October 7

Cough Medicine Recall 2020: Which Drugs Are Affected?


A recall for two over-the-counter cough and cold medications for kids has been announced. The move was made after it was determined that they have potential overdose risks.

According to Lifehacker, GlaxoSmithKline Consumer Healthcare has voluntarily recalled two cough medications in cooperation with the U.S. Food and Drug Administration.

“GSK discovered that the dosing cups for the Children’s Robitussin Honey product are missing the 5 mL and 10 mL graduations, while the dosing cups for the Children’s Dimetapp product are missing the 10 mL graduation. The dosing cups packaged with both products only have the 20 mL graduation,” the company announced on the FDA’s website.

GSK further explained that there is a possibility of accidental overdose if the inaccuracies between the graduations printed on the dosing cups of the two medicines were not noticed by the caregivers. The amounts that would be administered would not be accurate, so there is a possibility of overdosing on the drugs.

“There is a potential risk of accidental overdose if caregivers dispensing the syrup do not notice the discrepancies between the graduations printed on the dosing cups and the indicated amounts to be administered (as directed in the instructions for use),” GSK added.

The recalled medications were reportedly distributed in the country between Feb. 5 and June 3 of this year. To find out if you have any of the affected drugs, refer to the official description of each medication below:

  • Children’s Robitussin Honey Cough and Chest Congestion DM (4oz) NDC 0031-8760-12 Lots 02177 (expires Jan. 2022) and 02178 (expires Jan. 2022)
  • Children’s Dimetapp Cold and Cough (8oz) NDC 0031-2234-19 Lot CL8292 (expires Sept. 2021)
You might also like . . .  Get a free starter pack and free shipping from Mirror with this code

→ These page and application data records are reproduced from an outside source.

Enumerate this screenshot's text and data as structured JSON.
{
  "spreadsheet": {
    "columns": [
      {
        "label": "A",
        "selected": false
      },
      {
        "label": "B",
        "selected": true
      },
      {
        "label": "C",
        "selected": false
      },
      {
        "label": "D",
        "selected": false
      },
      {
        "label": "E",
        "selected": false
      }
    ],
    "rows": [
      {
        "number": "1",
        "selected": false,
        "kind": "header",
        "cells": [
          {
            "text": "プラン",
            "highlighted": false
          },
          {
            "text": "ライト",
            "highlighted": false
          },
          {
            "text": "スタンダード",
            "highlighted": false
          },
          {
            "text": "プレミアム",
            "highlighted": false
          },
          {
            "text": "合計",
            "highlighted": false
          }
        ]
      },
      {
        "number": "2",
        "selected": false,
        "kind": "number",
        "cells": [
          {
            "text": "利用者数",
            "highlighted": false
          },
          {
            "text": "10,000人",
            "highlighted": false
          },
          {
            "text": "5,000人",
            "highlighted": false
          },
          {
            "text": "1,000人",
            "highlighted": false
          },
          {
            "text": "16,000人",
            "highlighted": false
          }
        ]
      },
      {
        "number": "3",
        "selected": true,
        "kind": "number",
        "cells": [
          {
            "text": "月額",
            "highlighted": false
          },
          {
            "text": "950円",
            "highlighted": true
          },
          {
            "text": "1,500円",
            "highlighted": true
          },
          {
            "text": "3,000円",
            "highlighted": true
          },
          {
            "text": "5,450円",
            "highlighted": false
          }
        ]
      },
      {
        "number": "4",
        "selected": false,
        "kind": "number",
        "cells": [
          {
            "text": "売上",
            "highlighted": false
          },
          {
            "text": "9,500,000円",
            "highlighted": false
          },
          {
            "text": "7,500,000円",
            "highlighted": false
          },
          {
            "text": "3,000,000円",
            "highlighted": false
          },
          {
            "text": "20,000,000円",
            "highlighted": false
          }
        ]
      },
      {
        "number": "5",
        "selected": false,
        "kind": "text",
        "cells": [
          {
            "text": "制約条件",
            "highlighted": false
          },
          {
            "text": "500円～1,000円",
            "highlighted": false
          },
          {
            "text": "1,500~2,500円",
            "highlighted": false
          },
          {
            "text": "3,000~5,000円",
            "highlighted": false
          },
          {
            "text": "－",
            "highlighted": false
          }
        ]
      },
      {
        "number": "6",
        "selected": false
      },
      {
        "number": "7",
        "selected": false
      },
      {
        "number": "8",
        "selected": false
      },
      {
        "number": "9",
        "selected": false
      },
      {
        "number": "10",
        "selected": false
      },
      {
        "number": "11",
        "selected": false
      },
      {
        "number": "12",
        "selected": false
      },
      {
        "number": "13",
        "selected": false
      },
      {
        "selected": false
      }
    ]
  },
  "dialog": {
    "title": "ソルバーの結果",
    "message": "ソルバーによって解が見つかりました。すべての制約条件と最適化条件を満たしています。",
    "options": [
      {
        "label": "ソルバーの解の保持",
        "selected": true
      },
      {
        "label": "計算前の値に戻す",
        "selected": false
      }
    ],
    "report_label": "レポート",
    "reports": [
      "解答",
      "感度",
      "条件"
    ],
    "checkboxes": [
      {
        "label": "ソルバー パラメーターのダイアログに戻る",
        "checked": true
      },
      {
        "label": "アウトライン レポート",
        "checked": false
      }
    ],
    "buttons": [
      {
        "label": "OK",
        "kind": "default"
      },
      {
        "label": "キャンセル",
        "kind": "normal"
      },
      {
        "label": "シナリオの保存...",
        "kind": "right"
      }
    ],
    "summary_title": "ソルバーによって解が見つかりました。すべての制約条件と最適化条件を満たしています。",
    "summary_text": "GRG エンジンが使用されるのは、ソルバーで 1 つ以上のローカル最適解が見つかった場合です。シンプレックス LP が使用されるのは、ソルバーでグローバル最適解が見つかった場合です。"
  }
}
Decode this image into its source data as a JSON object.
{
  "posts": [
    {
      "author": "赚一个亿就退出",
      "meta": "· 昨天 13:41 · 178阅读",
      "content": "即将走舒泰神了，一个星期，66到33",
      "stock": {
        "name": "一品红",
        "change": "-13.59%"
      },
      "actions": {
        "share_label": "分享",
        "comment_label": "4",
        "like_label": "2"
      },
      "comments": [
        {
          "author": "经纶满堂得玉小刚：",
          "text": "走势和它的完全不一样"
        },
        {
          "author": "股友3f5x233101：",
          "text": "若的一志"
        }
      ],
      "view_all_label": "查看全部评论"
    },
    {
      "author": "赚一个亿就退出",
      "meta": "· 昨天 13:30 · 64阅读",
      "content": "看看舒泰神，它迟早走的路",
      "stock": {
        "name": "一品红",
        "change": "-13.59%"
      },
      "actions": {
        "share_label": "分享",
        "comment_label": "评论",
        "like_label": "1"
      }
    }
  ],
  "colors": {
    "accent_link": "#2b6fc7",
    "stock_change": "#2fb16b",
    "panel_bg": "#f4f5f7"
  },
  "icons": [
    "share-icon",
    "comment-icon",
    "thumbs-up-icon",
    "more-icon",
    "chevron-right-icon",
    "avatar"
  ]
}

There are symptoms to watch out for in case any of the medication has been administered. The person may have impaired coordination, elevated blood pressure and experience seizure, nausea, dizziness, vomiting, diarrhea, abdominal pain, constipation and hallucinations, per CNN.

For parents or guardians who notice these symptoms in their kids, they can report to MedWatch, the FDA’s Safety Information and Adverse Event Reporting program. GSK is also accepting reports via its hotline at 1-800-762-4675 from Monday to Friday, 8 a.m. to 6 p.m. Eastern Standard Time.

Cough Syrup Cough and cold remedies are one of the most commonly abused over-the-counter medicines. Photo Courtesy Flickr, whiskeyandtears

Source link


You may also like

This Tea Will Detox Your Liver to Help Lose Weight Fast

{"email":"Email address invalid","url":"Website address invalid","required":"Required field missing"}

Subscribe to our newsletter now!

%d bloggers like this: